Donna DeCesare speaks with Kael Alford about her evolution as a photojournalist and the connections between her efforts to document the oil-driven war in Iraq and the impact of unfolding natural disasters in the Gulf of Mexico on fragile Louisiana communities.
Resources for Disaster
Five years after Hurricane Katrina, the Gulf Coast faces another disaster–the Deepwater Horizon oil spill. A staff writer for The New Orleans Times-Picayune reflects on how lessons from the storm shape coverage of the latest crisis.
The Deepwater Horizon oil spill is different from a war or an earthquake, but the traumatic impact is just as real.

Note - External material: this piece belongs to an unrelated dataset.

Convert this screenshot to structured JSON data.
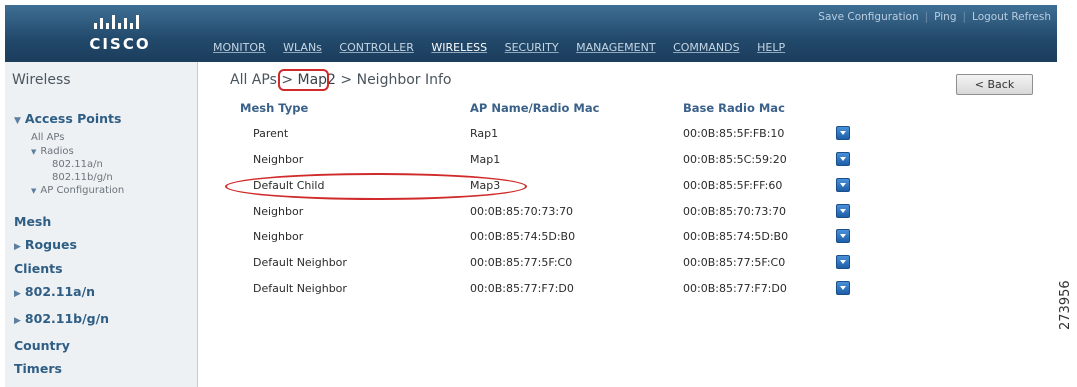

The challenge to journalists is to report the slow-motion disaster while seeking stories of resilience and possible recovery.
This gripping narrative, which exposes the decision-making that left 18 patients dead after injections of painkillers and sedatives in a flooded hospital in New Orleans, is a winner of the 2010 Dart Award for Excellence in Coverage of Trauma. It was originally published by ProPublica and The New York Times Magazine in August, 2009.
In a multimedia presentation on covering gangs and paramilitaries, earthquakes and HIV, a photographer and educator explores how collaboration is the key to making images that are both powerful and responsible.
Mata’afa Kene Lesa woke up in heaven Sept. 19 and found himself in hell. When a tsunami struck Upolu, one of Western Samoa’s two main islands, Lesa – the editor of Samoa Observer – was one of the first local journalists to respond, racing to the affected area to be met by scenes of death and devastation.
What has become known as the "Black Saturday Bushfires" is Australia’s worse natural disaster to date. On Feb. 7, 2009, temperatures of 46 degrees Celsius and winds of 100 km per hour created explosive firestorms with 1500 times the energy of the nuclear bomb dropped on Hiroshima.